In another field of endeavor, David Brunton’s investigation of sampling devices led to the idea that a true sample must cross the entire sampling stream for short periods of time, rather than periodic or continuous sampling of a portion of the stream. To accomplish this, he developed and patented an oscillating sampler. He also invented the quartering shovel and the Taylor & Brunton riffle as an aid to better sampling. In 1889, Taylor and Brunton erected their first public sampling plant in Aspen, Colorado, followed by at least four other such plants at various sites.
David Brunton is remembered for his inventions, but he was also an exceptional mining engineer. Working at mines on Smuggler Mountain near Aspen during the late 1880s, he supervised the driving of the 2.5-mile Cowenhoven Adit to relieve water problems and facilitate ore haulage. He then supervised the sinking of the 1,200-foot-deep Free Silver shaft, which was collared near the portal of the adit.
In 1980, Brunton went to Butte, Montana, to testify in some apex cases and was subsequently hired as a consulting engineer for the Anaconda mines. His work there with Horace V. Mitchell led to a better understanding of the complicated Butte fault systems. In 1903, at the Rio Tinto mine in Spain, Brunton developed a method of recovering copper ore from the old workings.

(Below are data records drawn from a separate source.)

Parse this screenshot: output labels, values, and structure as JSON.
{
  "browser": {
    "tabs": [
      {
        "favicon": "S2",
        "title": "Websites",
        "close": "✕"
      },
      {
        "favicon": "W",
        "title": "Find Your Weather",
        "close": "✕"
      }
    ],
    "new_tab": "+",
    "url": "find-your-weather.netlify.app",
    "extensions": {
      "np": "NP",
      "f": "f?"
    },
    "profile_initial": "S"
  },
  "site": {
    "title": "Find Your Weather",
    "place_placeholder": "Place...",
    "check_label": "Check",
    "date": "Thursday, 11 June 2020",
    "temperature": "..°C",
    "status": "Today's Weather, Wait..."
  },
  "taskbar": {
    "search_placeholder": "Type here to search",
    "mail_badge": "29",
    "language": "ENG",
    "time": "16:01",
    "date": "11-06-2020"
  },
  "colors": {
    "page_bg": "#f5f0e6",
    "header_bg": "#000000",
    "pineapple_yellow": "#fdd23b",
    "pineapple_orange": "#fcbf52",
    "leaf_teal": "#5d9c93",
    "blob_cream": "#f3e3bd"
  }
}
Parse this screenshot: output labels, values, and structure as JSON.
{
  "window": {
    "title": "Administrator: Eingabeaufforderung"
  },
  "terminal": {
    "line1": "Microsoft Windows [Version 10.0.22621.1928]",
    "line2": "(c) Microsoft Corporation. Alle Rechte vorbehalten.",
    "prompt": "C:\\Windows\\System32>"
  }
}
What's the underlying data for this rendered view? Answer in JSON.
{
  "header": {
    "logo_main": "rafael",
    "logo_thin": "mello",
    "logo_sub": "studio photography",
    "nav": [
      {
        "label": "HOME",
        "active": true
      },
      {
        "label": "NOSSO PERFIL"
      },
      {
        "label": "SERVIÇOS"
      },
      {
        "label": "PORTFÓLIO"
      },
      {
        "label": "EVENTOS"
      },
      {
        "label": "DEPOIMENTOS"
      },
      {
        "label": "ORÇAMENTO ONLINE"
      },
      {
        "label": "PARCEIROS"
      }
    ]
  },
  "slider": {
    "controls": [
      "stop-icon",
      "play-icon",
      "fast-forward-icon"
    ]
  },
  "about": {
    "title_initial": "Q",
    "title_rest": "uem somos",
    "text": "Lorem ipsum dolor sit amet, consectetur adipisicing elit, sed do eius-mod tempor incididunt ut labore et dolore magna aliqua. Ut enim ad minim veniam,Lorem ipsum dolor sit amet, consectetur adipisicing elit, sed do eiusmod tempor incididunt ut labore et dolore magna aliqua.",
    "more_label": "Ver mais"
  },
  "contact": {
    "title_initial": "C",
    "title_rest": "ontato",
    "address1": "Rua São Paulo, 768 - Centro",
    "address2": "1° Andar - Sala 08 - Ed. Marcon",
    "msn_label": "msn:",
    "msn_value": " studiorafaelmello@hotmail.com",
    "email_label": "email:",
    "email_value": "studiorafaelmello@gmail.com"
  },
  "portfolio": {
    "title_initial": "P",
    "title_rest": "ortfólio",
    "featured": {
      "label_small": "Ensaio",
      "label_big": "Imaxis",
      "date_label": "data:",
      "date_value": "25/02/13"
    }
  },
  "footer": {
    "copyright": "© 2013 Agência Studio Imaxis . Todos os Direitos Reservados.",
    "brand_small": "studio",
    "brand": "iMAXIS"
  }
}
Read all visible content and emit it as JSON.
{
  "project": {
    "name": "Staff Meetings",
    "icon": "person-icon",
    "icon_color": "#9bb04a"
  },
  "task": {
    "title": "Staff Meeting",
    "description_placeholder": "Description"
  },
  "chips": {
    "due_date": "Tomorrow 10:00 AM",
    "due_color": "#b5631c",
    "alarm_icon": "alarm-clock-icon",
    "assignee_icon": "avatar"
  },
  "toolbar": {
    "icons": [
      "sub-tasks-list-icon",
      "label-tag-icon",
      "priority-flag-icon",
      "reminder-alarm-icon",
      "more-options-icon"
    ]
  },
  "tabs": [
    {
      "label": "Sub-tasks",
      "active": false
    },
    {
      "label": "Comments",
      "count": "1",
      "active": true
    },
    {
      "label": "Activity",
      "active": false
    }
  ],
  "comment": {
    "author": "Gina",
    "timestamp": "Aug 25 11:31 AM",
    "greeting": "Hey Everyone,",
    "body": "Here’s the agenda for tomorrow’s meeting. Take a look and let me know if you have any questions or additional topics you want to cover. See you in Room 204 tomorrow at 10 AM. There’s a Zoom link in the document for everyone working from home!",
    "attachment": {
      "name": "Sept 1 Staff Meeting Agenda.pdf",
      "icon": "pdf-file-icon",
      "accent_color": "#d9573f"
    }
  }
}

A.I.M.E. honored Mr. Brunton with its first Saunders Gold Medal for Distinguished Service in Mining in 1927.
In 1972, a small group of Riverton, Wyoming, businessmen combined their resources and purchased the product line surrounding the Brunton Transit from the Ainsworth company. With this purchase, they became exclusive manufacturers of products bearing the Brunton name. Now, decades later, Brunton products carry on the legacy of David Brunton, the practical mining engineer who devised the first “Pocket Transit.”